As Reason's month of focus on video games comes to a close (replaced with a month of analysis of the legitimization of another unfairly demonized product—marijuana), it's worth taking note of a new survey on the attitudes of gamers. We recently did our own analysis of some of the political attitudes of gamers based on our regular Reason-Rupe polling. Now social researcher Neil Howe and his consulting company have done a poll of their own. Howe is half of the team behind the theory of generational cycles and is partly responsible for coining terms like Generation X and millennials. (As an aside, have we named the generation after the millennials yet, now that they're school-aged? When do we start stereotyping them?)
Howe's company, LifeCourse Associates, was commissioned by Twitch TV for a survey about gaming habits and the attitudes of people who play them. Twitch is an online streaming platform for gamers, hosting thousands of folks televising their gameplay online (I'm partial to watching people play Civilization V there sometimes). Twitch is a manifestation of how technological and communication innovations have created a new social culture for gamers. People stream and watch each other play. They can communicate with each other and their viewers, organize online game gatherings, hold contests, and televise marathon fundraisers for charities. Twitch has gotten so big that YouTube is reportedly buying it for $1 billion.

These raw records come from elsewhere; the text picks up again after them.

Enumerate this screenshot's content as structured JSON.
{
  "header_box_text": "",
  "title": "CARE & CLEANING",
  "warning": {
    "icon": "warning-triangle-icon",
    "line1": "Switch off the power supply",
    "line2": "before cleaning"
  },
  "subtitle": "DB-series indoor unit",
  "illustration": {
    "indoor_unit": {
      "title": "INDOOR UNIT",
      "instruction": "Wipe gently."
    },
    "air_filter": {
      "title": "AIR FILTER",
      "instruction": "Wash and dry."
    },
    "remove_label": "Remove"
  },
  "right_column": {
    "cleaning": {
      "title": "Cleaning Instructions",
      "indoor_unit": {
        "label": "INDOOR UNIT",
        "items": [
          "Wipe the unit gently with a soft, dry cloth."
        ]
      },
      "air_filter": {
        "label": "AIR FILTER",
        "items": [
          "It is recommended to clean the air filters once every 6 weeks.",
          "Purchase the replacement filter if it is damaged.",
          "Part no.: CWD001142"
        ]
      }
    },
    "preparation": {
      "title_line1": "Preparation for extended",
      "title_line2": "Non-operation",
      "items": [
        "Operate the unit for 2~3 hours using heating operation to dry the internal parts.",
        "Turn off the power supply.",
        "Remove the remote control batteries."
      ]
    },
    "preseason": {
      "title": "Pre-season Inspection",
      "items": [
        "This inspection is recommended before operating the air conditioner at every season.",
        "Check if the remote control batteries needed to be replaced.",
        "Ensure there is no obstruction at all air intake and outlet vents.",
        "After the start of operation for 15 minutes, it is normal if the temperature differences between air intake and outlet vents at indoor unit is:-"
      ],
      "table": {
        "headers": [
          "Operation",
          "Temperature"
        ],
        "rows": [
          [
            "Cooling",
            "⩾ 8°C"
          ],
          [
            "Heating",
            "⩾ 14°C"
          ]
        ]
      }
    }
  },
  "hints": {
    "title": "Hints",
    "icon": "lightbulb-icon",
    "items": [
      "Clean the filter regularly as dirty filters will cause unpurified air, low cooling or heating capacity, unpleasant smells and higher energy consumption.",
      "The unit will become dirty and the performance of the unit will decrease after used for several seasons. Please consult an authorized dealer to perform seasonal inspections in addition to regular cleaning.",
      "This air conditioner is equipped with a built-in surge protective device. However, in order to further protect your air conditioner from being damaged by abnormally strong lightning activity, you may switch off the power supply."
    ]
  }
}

Clearly looking at the socialization of gamers is an important business matter for Twitch. Howe's firm surveyed 1,000 people online and put out a report titled "The New Face of Gamers" (pdf). Their results emphasize the reality that gamers are not borderline-autistic shut-ins. According to the survey, gamers are more likely to be living with others (not alone), to say they have good relationships with their family, to be positive about their own futures, and even to have full-time jobs.

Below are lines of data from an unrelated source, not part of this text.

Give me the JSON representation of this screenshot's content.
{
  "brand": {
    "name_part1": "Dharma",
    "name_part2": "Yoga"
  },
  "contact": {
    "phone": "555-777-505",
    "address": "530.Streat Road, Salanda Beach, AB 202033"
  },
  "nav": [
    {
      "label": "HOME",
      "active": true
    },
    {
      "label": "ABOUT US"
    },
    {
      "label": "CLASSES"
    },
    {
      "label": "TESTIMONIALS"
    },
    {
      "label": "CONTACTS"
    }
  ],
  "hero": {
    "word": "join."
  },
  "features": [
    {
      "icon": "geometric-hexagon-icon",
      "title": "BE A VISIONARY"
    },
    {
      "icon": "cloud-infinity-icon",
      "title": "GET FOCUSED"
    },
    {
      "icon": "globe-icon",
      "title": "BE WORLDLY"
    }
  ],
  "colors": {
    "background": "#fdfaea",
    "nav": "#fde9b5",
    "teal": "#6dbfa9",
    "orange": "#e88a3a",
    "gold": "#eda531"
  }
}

There's a lot to quibble with about the study's methodology. First of all, they classify anybody who has played a game in the last 60 days as a "gamer," which is a bit of a stretch. I doubt the television industry would classify somebody who has watched a single show in the last 60 days as a "viewer." When they note that gamers are more likely to be college-educated, they also note that gamers' parents are more likely to be college-educated as well. Having a parent with a college education is probably a pretty good predictor of whether a person will also attend college completely absent any sort of video game connection. College-educated parents are probably also more likely to have more disposable income to support gaming as a hobby, too.

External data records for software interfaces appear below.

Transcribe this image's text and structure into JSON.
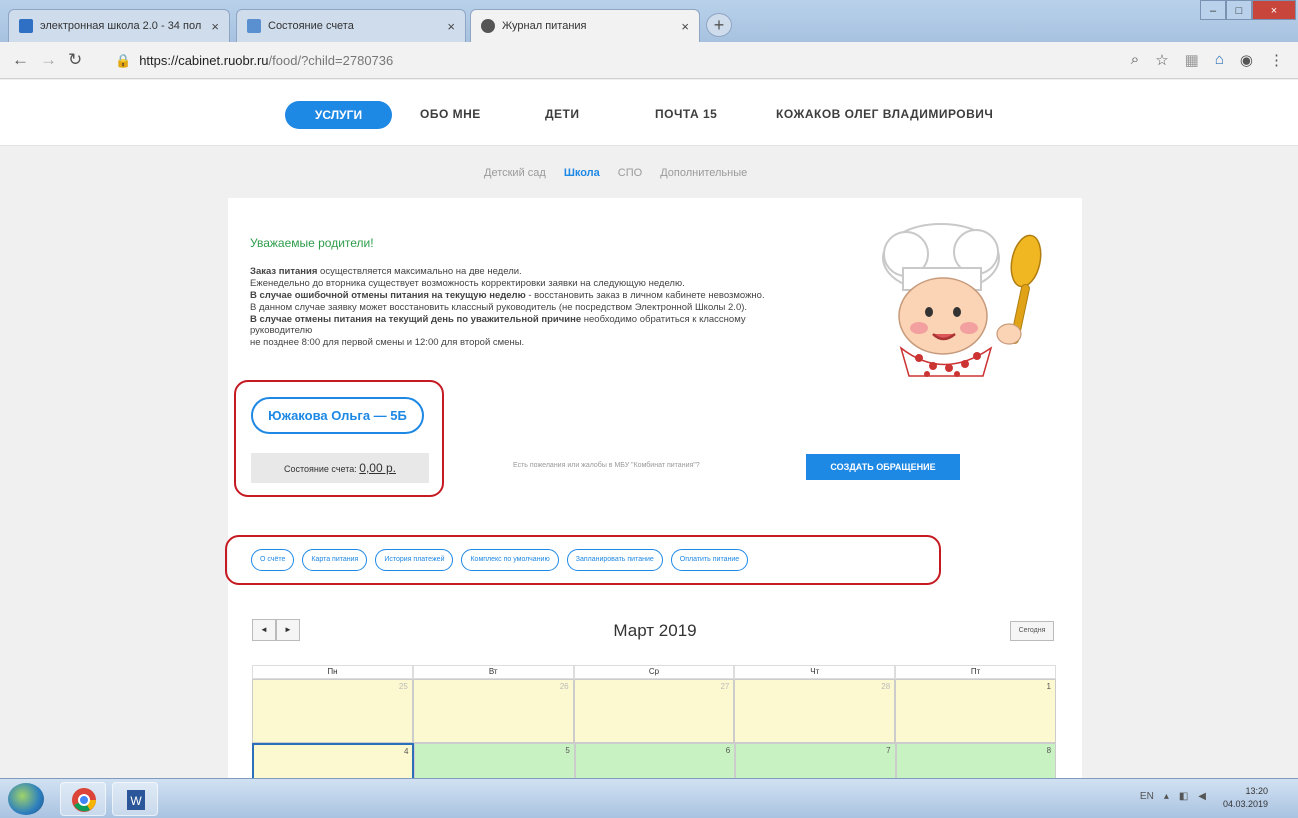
{
  "browser": {
    "tabs": [
      {
        "title": "электронная школа 2.0 - 34 пол",
        "icon_color": "#2f6fc4"
      },
      {
        "title": "Состояние счета",
        "icon_color": "#5a8fd0"
      },
      {
        "title": "Журнал питания",
        "icon_color": "#555555"
      }
    ],
    "url_host": "https://cabinet.ruobr.ru",
    "url_path": "/food/?child=2780736"
  },
  "header": {
    "nav": [
      {
        "label": "УСЛУГИ"
      },
      {
        "label": "ОБО МНЕ"
      },
      {
        "label": "ДЕТИ"
      },
      {
        "label": "ПОЧТА 15"
      },
      {
        "label": "КОЖАКОВ ОЛЕГ ВЛАДИМИРОВИЧ"
      }
    ]
  },
  "subnav": [
    "Детский сад",
    "Школа",
    "СПО",
    "Дополнительные"
  ],
  "notice": {
    "greeting": "Уважаемые родители!",
    "lines": [
      {
        "bold": "Заказ питания",
        "text": " осуществляется максимально на две недели."
      },
      {
        "bold": "",
        "text": "Еженедельно до вторника существует возможность корректировки заявки на следующую неделю."
      },
      {
        "bold": "В случае ошибочной отмены питания на текущую неделю",
        "text": " - восстановить заказ в личном кабинете невозможно."
      },
      {
        "bold": "",
        "text": "В данном случае заявку может восстановить классный руководитель (не посредством Электронной Школы 2.0)."
      },
      {
        "bold": "В случае отмены питания на текущий день по уважительной причине",
        "text": " необходимо обратиться к классному"
      },
      {
        "bold": "",
        "text": "руководителю"
      },
      {
        "bold": "",
        "text": "не позднее 8:00 для первой смены и 12:00 для второй смены."
      }
    ]
  },
  "child": {
    "name": "Южакова Ольга — 5Б",
    "balance_label": "Состояние счета:",
    "balance_value": "0,00 р."
  },
  "complaint_text": "Есть пожелания или жалобы в МБУ \"Комбинат питания\"?",
  "create_button": "СОЗДАТЬ ОБРАЩЕНИЕ",
  "actions": [
    "О счёте",
    "Карта питания",
    "История платежей",
    "Комплекс по умолчанию",
    "Запланировать питание",
    "Оплатить питание"
  ],
  "calendar": {
    "title": "Март 2019",
    "prev": "◄",
    "next": "►",
    "today": "Сегодня",
    "weekdays": [
      "Пн",
      "Вт",
      "Ср",
      "Чт",
      "Пт"
    ],
    "week1": [
      "25",
      "26",
      "27",
      "28",
      "1"
    ],
    "week2": [
      "4",
      "5",
      "6",
      "7",
      "8"
    ]
  },
  "taskbar": {
    "lang": "EN",
    "time": "13:20",
    "date": "04.03.2019"
  },
  "colors": {
    "accent": "#1e88e5",
    "highlight": "#c61a22",
    "greeting": "#2e9c4b",
    "day_past": "#fcf8d0",
    "day_future": "#c9f2c2"
  }
}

But while the survey might be problematic in some ways and is seemingly intended for Twitch to position itself to potential advertisers as in important player in reaching the gaming audience, the survey is still a useful tool in trying to push past silly stereotypes about people who play games, to the extent that these stereotypes still exist. Larry O'Connor at the conservative Washington Free Beacon took note of the study and used it to discourage the blaming of video games in incidents of real world violence. He notes, "This is a golden opportunity for conservatives to show that they can stand with a younger demographic. Instead, in the effort to protect the Second Amendment we seem to be all too willing to let gamers be scapegoated as somehow being partially responsible for heinous, violent crimes."